- Problem to solve
Go through the entries, filter for the word "likes", and copy every line that has it.
Supplied data START
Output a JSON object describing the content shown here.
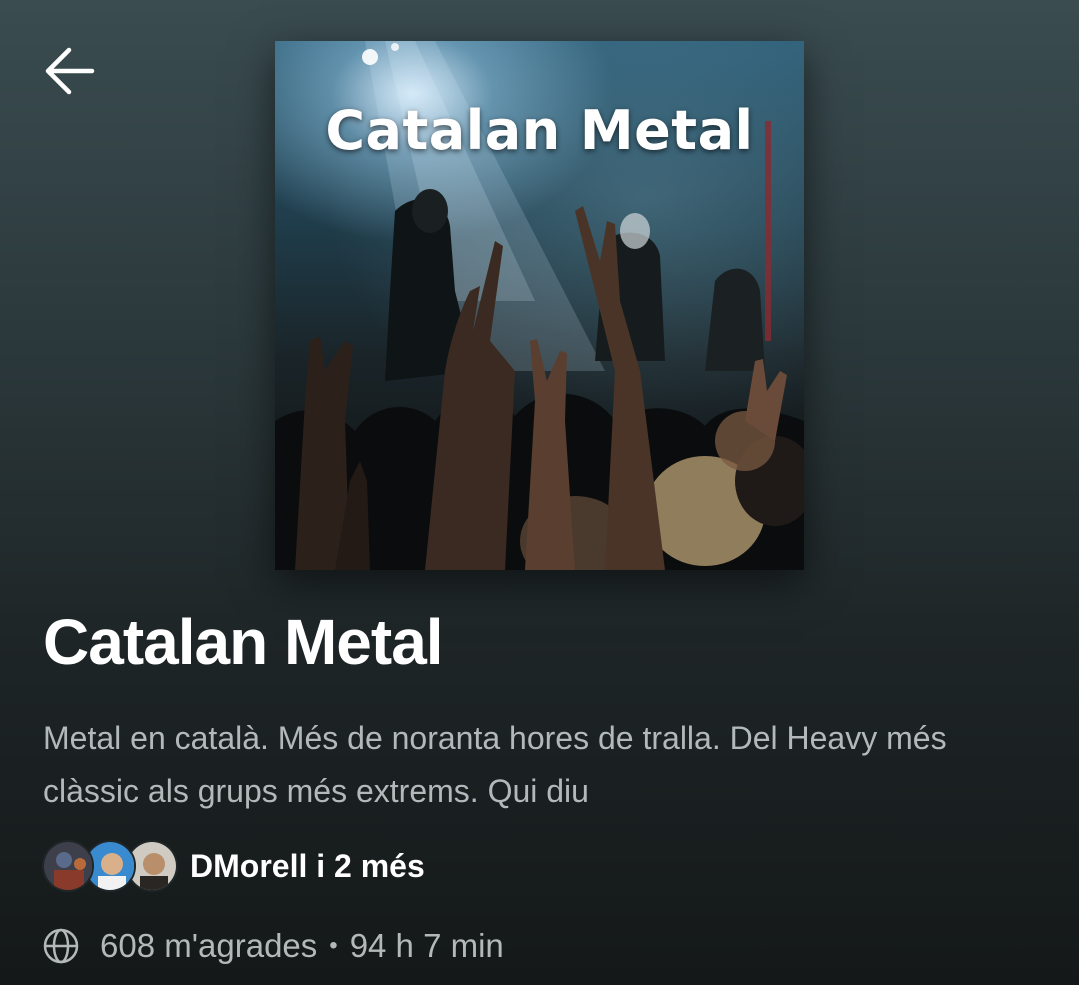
{
  "header": {
    "back_icon": "arrow-left-icon"
  },
  "cover": {
    "title": "Catalan Metal"
  },
  "playlist": {
    "title": "Catalan Metal",
    "description": "Metal en català. Més de noranta hores de tralla. Del Heavy més clàssic als grups més extrems. Qui diu",
    "owners": "DMorell i 2 més",
    "likes": "608 m'agrades",
    "separator": "•",
    "duration": "94 h 7 min",
    "visibility_icon": "globe-icon"
  },
  "colors": {
    "background_top": "#3a4c50",
    "background_bottom": "#141818",
    "text_primary": "#ffffff",
    "text_secondary": "#b3b8b9"
  }
}
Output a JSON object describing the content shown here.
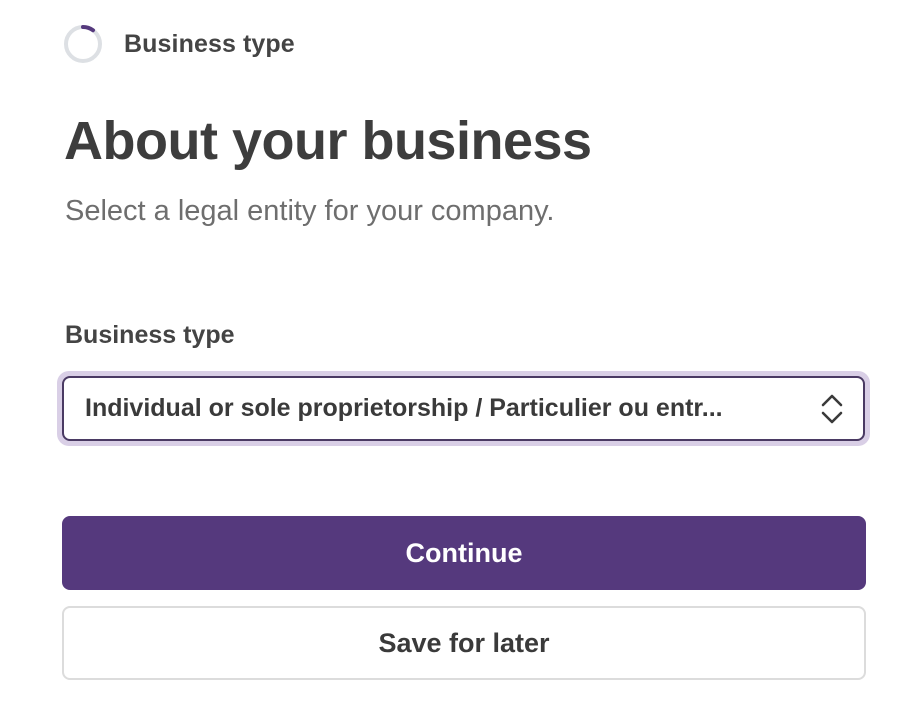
{
  "step": {
    "label": "Business type",
    "progress_fraction": 0.1,
    "progress_icon": "progress-ring-icon"
  },
  "header": {
    "title": "About your business",
    "subtitle": "Select a legal entity for your company."
  },
  "form": {
    "business_type_label": "Business type",
    "business_type_value": "Individual or sole proprietorship / Particulier ou entr...",
    "select_icon": "chevron-up-down-icon"
  },
  "actions": {
    "continue_label": "Continue",
    "save_later_label": "Save for later"
  },
  "colors": {
    "accent": "#55397d",
    "progress_track": "#dde0e4",
    "focus_ring": "#d9cfe6"
  }
}
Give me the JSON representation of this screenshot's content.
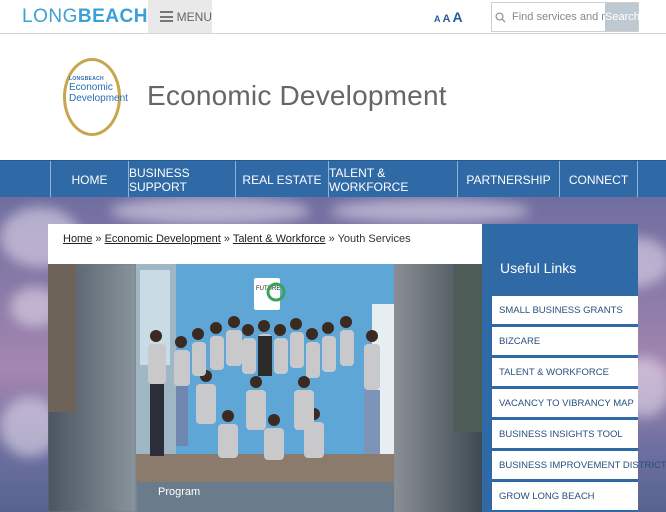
{
  "topbar": {
    "logo_long": "LONG",
    "logo_beach": "BEACH",
    "menu_label": "MENU",
    "textsize": [
      "A",
      "A",
      "A"
    ],
    "search_placeholder": "Find services and more",
    "search_button": "Search"
  },
  "header": {
    "seal_top": "LONGBEACH",
    "seal_line1": "Economic",
    "seal_line2": "Development",
    "title": "Economic Development"
  },
  "nav": {
    "items": [
      {
        "label": "HOME"
      },
      {
        "label": "BUSINESS SUPPORT"
      },
      {
        "label": "REAL ESTATE"
      },
      {
        "label": "TALENT & WORKFORCE"
      },
      {
        "label": "PARTNERSHIP"
      },
      {
        "label": "CONNECT"
      }
    ]
  },
  "breadcrumb": {
    "home": "Home",
    "sep": "»",
    "economic": "Economic Development",
    "talent": "Talent & Workforce",
    "current": "Youth Services"
  },
  "gallery": {
    "caption": "Program",
    "photo_sign": "FUTURE"
  },
  "sidebar": {
    "title": "Useful Links",
    "links": [
      {
        "label": "SMALL BUSINESS GRANTS"
      },
      {
        "label": "BIZCARE"
      },
      {
        "label": "TALENT & WORKFORCE"
      },
      {
        "label": "VACANCY TO VIBRANCY MAP"
      },
      {
        "label": "BUSINESS INSIGHTS TOOL"
      },
      {
        "label": "BUSINESS IMPROVEMENT DISTRICTS"
      },
      {
        "label": "GROW LONG BEACH"
      }
    ]
  },
  "colors": {
    "nav_blue": "#2f6aa6",
    "logo_blue": "#3aa0d8",
    "seal_gold": "#c8a54e"
  }
}
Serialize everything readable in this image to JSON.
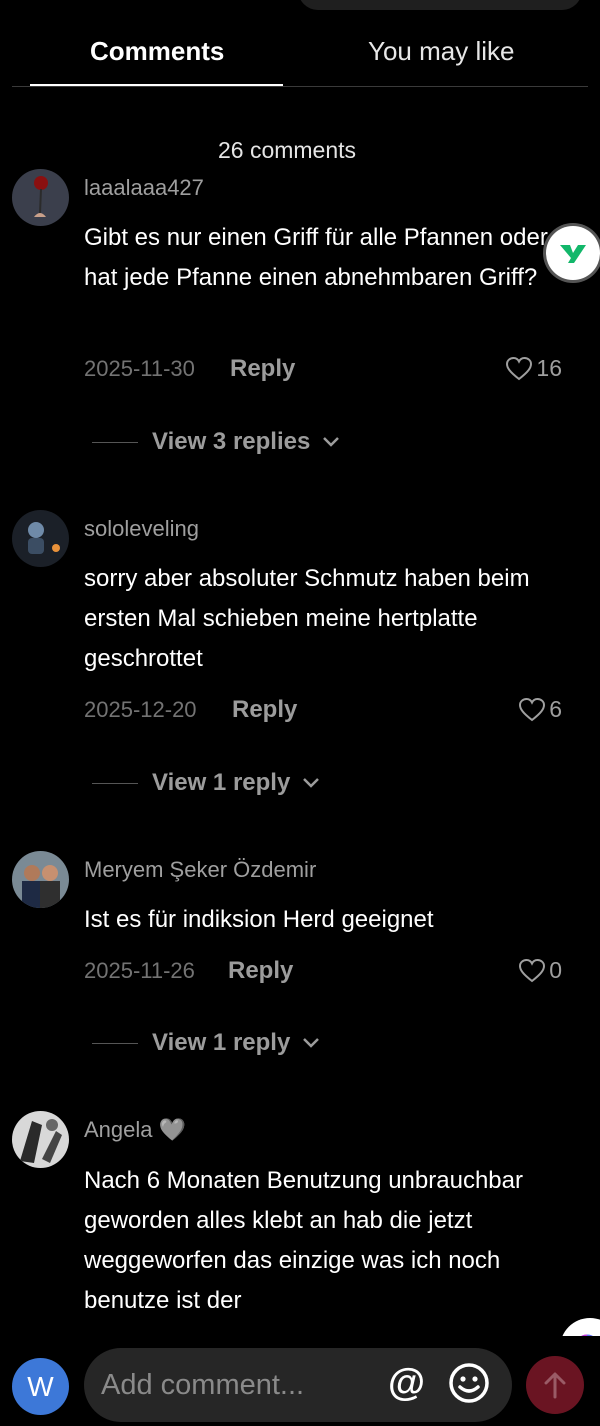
{
  "tabs": {
    "comments": "Comments",
    "you_may_like": "You may like"
  },
  "comment_count": "26 comments",
  "comments": [
    {
      "username": "laaalaaa427",
      "text": "Gibt es nur einen Griff für alle Pfannen oder hat jede Pfanne einen abnehmbaren Griff?",
      "date": "2025-11-30",
      "reply": "Reply",
      "likes": "16",
      "view_replies": "View 3 replies"
    },
    {
      "username": "sololeveling",
      "text": "sorry aber absoluter Schmutz haben beim ersten Mal schieben meine hertplatte geschrottet",
      "date": "2025-12-20",
      "reply": "Reply",
      "likes": "6",
      "view_replies": "View 1 reply"
    },
    {
      "username": "Meryem Şeker Özdemir",
      "text": "Ist es für indiksion Herd geeignet",
      "date": "2025-11-26",
      "reply": "Reply",
      "likes": "0",
      "view_replies": "View 1 reply"
    },
    {
      "username": "Angela 🩶",
      "text": "Nach 6 Monaten Benutzung unbrauchbar geworden alles klebt an hab die jetzt weggeworfen das einzige was ich noch benutze ist der"
    }
  ],
  "composer": {
    "avatar_letter": "W",
    "placeholder": "Add comment...",
    "at_symbol": "@"
  },
  "colors": {
    "background": "#000000",
    "username": "#9f9f9f",
    "date": "#737373",
    "avatar_w": "#3d78d8",
    "send_button": "#6a1422"
  },
  "icons": [
    "heart-outline-icon",
    "chevron-down-icon",
    "at-icon",
    "emoji-icon",
    "send-arrow-icon"
  ]
}
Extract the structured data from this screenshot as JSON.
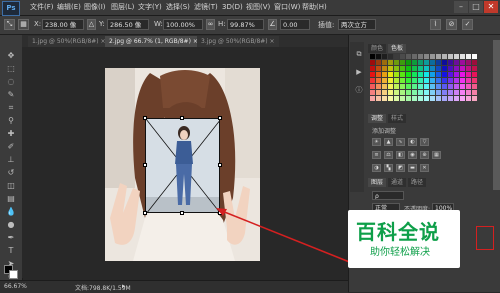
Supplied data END
- Result
    "likes": "608 m'agrades",
      "likes": "16",
      "likes": "6",
      "likes": "0",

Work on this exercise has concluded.